== Problem ==
The whole listing below is to be repeated without alteration.

☆ ☆ ☆ ☆ ☆

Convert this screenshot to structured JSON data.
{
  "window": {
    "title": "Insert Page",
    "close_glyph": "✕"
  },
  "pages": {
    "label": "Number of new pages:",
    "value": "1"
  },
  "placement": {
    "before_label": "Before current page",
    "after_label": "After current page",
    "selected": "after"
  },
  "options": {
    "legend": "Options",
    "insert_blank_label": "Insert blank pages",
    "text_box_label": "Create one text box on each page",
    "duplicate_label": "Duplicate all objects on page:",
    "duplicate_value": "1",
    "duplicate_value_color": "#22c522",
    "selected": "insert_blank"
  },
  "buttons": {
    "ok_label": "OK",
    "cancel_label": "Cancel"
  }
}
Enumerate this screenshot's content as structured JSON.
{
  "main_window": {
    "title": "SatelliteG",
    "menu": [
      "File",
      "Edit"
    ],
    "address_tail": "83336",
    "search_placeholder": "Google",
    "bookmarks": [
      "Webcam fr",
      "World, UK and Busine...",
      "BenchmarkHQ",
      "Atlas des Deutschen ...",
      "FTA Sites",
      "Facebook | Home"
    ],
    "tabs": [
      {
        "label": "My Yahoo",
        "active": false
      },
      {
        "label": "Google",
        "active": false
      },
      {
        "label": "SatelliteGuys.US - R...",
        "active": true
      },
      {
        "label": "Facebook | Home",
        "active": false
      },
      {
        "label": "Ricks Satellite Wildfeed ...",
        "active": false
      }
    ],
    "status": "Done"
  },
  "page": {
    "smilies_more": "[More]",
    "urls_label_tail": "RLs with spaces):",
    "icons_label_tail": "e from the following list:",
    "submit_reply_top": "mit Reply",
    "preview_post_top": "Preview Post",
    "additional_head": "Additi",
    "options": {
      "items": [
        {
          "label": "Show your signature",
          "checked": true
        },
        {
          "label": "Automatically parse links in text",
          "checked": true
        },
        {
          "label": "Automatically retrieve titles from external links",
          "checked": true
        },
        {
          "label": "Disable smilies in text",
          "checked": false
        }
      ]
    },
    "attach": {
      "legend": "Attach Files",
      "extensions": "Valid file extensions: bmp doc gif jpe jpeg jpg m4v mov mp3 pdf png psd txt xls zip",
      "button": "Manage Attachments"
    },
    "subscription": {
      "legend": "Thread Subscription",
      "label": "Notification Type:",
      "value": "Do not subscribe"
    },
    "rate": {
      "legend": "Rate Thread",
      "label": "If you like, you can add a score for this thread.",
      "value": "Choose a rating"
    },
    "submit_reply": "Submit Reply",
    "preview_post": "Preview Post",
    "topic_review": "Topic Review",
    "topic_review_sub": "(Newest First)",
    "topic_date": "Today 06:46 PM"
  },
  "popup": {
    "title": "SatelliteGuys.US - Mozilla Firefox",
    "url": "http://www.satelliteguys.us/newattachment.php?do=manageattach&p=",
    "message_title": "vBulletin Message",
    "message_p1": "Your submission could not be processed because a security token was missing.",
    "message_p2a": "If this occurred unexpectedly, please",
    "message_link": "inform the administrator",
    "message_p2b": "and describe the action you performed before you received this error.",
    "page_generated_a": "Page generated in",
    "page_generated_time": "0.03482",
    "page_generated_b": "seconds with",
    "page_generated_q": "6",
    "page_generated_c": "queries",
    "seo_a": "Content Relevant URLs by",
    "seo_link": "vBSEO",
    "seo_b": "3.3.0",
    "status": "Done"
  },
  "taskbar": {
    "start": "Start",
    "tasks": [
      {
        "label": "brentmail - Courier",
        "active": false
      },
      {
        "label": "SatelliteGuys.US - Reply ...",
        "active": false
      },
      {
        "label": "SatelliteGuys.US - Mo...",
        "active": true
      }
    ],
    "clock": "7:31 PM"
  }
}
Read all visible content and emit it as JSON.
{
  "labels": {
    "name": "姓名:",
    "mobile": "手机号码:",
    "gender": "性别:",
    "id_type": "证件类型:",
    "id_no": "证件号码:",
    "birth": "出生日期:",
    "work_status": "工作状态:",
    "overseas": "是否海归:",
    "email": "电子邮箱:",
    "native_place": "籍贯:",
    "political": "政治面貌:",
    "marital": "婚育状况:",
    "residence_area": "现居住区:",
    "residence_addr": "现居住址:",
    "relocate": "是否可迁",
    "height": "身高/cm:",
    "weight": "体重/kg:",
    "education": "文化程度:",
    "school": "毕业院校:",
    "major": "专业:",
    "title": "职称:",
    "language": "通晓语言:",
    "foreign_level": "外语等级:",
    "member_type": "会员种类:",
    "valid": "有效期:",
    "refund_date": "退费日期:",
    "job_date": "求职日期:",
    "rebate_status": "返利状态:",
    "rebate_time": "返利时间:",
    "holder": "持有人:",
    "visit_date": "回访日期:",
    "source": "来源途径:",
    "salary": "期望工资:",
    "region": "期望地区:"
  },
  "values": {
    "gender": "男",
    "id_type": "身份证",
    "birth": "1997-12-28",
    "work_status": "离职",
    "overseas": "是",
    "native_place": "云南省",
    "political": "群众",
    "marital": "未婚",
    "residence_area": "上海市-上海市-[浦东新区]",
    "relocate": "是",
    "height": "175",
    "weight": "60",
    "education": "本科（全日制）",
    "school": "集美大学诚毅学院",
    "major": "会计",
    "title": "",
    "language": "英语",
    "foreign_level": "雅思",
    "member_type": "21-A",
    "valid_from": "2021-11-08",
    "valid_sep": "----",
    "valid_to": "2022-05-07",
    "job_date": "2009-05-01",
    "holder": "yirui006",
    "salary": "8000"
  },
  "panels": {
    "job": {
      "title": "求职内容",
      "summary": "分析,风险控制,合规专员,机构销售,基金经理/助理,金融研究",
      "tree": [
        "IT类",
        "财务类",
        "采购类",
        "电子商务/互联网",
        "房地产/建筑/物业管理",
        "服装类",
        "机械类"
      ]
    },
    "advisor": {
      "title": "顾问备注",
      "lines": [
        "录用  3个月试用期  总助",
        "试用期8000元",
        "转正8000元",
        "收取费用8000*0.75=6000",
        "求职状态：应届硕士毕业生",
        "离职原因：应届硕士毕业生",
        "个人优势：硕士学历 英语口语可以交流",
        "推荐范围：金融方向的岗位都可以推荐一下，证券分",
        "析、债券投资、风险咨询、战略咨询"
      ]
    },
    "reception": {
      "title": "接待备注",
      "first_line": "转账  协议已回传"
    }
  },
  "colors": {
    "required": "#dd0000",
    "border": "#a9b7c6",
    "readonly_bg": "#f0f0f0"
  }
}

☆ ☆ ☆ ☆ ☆

== Solved exercise ==
Convert this screenshot to structured JSON data.
{
  "window": {
    "title": "Insert Page",
    "close_glyph": "✕"
  },
  "pages": {
    "label": "Number of new pages:",
    "value": "1"
  },
  "placement": {
    "before_label": "Before current page",
    "after_label": "After current page",
    "selected": "after"
  },
  "options": {
    "legend": "Options",
    "insert_blank_label": "Insert blank pages",
    "text_box_label": "Create one text box on each page",
    "duplicate_label": "Duplicate all objects on page:",
    "duplicate_value": "1",
    "duplicate_value_color": "#22c522",
    "selected": "insert_blank"
  },
  "buttons": {
    "ok_label": "OK",
    "cancel_label": "Cancel"
  }
}
Enumerate this screenshot's content as structured JSON.
{
  "main_window": {
    "title": "SatelliteG",
    "menu": [
      "File",
      "Edit"
    ],
    "address_tail": "83336",
    "search_placeholder": "Google",
    "bookmarks": [
      "Webcam fr",
      "World, UK and Busine...",
      "BenchmarkHQ",
      "Atlas des Deutschen ...",
      "FTA Sites",
      "Facebook | Home"
    ],
    "tabs": [
      {
        "label": "My Yahoo",
        "active": false
      },
      {
        "label": "Google",
        "active": false
      },
      {
        "label": "SatelliteGuys.US - R...",
        "active": true
      },
      {
        "label": "Facebook | Home",
        "active": false
      },
      {
        "label": "Ricks Satellite Wildfeed ...",
        "active": false
      }
    ],
    "status": "Done"
  },
  "page": {
    "smilies_more": "[More]",
    "urls_label_tail": "RLs with spaces):",
    "icons_label_tail": "e from the following list:",
    "submit_reply_top": "mit Reply",
    "preview_post_top": "Preview Post",
    "additional_head": "Additi",
    "options": {
      "items": [
        {
          "label": "Show your signature",
          "checked": true
        },
        {
          "label": "Automatically parse links in text",
          "checked": true
        },
        {
          "label": "Automatically retrieve titles from external links",
          "checked": true
        },
        {
          "label": "Disable smilies in text",
          "checked": false
        }
      ]
    },
    "attach": {
      "legend": "Attach Files",
      "extensions": "Valid file extensions: bmp doc gif jpe jpeg jpg m4v mov mp3 pdf png psd txt xls zip",
      "button": "Manage Attachments"
    },
    "subscription": {
      "legend": "Thread Subscription",
      "label": "Notification Type:",
      "value": "Do not subscribe"
    },
    "rate": {
      "legend": "Rate Thread",
      "label": "If you like, you can add a score for this thread.",
      "value": "Choose a rating"
    },
    "submit_reply": "Submit Reply",
    "preview_post": "Preview Post",
    "topic_review": "Topic Review",
    "topic_review_sub": "(Newest First)",
    "topic_date": "Today 06:46 PM"
  },
  "popup": {
    "title": "SatelliteGuys.US - Mozilla Firefox",
    "url": "http://www.satelliteguys.us/newattachment.php?do=manageattach&p=",
    "message_title": "vBulletin Message",
    "message_p1": "Your submission could not be processed because a security token was missing.",
    "message_p2a": "If this occurred unexpectedly, please",
    "message_link": "inform the administrator",
    "message_p2b": "and describe the action you performed before you received this error.",
    "page_generated_a": "Page generated in",
    "page_generated_time": "0.03482",
    "page_generated_b": "seconds with",
    "page_generated_q": "6",
    "page_generated_c": "queries",
    "seo_a": "Content Relevant URLs by",
    "seo_link": "vBSEO",
    "seo_b": "3.3.0",
    "status": "Done"
  },
  "taskbar": {
    "start": "Start",
    "tasks": [
      {
        "label": "brentmail - Courier",
        "active": false
      },
      {
        "label": "SatelliteGuys.US - Reply ...",
        "active": false
      },
      {
        "label": "SatelliteGuys.US - Mo...",
        "active": true
      }
    ],
    "clock": "7:31 PM"
  }
}
Read all visible content and emit it as JSON.
{
  "labels": {
    "name": "姓名:",
    "mobile": "手机号码:",
    "gender": "性别:",
    "id_type": "证件类型:",
    "id_no": "证件号码:",
    "birth": "出生日期:",
    "work_status": "工作状态:",
    "overseas": "是否海归:",
    "email": "电子邮箱:",
    "native_place": "籍贯:",
    "political": "政治面貌:",
    "marital": "婚育状况:",
    "residence_area": "现居住区:",
    "residence_addr": "现居住址:",
    "relocate": "是否可迁",
    "height": "身高/cm:",
    "weight": "体重/kg:",
    "education": "文化程度:",
    "school": "毕业院校:",
    "major": "专业:",
    "title": "职称:",
    "language": "通晓语言:",
    "foreign_level": "外语等级:",
    "member_type": "会员种类:",
    "valid": "有效期:",
    "refund_date": "退费日期:",
    "job_date": "求职日期:",
    "rebate_status": "返利状态:",
    "rebate_time": "返利时间:",
    "holder": "持有人:",
    "visit_date": "回访日期:",
    "source": "来源途径:",
    "salary": "期望工资:",
    "region": "期望地区:"
  },
  "values": {
    "gender": "男",
    "id_type": "身份证",
    "birth": "1997-12-28",
    "work_status": "离职",
    "overseas": "是",
    "native_place": "云南省",
    "political": "群众",
    "marital": "未婚",
    "residence_area": "上海市-上海市-[浦东新区]",
    "relocate": "是",
    "height": "175",
    "weight": "60",
    "education": "本科（全日制）",
    "school": "集美大学诚毅学院",
    "major": "会计",
    "title": "",
    "language": "英语",
    "foreign_level": "雅思",
    "member_type": "21-A",
    "valid_from": "2021-11-08",
    "valid_sep": "----",
    "valid_to": "2022-05-07",
    "job_date": "2009-05-01",
    "holder": "yirui006",
    "salary": "8000"
  },
  "panels": {
    "job": {
      "title": "求职内容",
      "summary": "分析,风险控制,合规专员,机构销售,基金经理/助理,金融研究",
      "tree": [
        "IT类",
        "财务类",
        "采购类",
        "电子商务/互联网",
        "房地产/建筑/物业管理",
        "服装类",
        "机械类"
      ]
    },
    "advisor": {
      "title": "顾问备注",
      "lines": [
        "录用  3个月试用期  总助",
        "试用期8000元",
        "转正8000元",
        "收取费用8000*0.75=6000",
        "求职状态：应届硕士毕业生",
        "离职原因：应届硕士毕业生",
        "个人优势：硕士学历 英语口语可以交流",
        "推荐范围：金融方向的岗位都可以推荐一下，证券分",
        "析、债券投资、风险咨询、战略咨询"
      ]
    },
    "reception": {
      "title": "接待备注",
      "first_line": "转账  协议已回传"
    }
  },
  "colors": {
    "required": "#dd0000",
    "border": "#a9b7c6",
    "readonly_bg": "#f0f0f0"
  }
}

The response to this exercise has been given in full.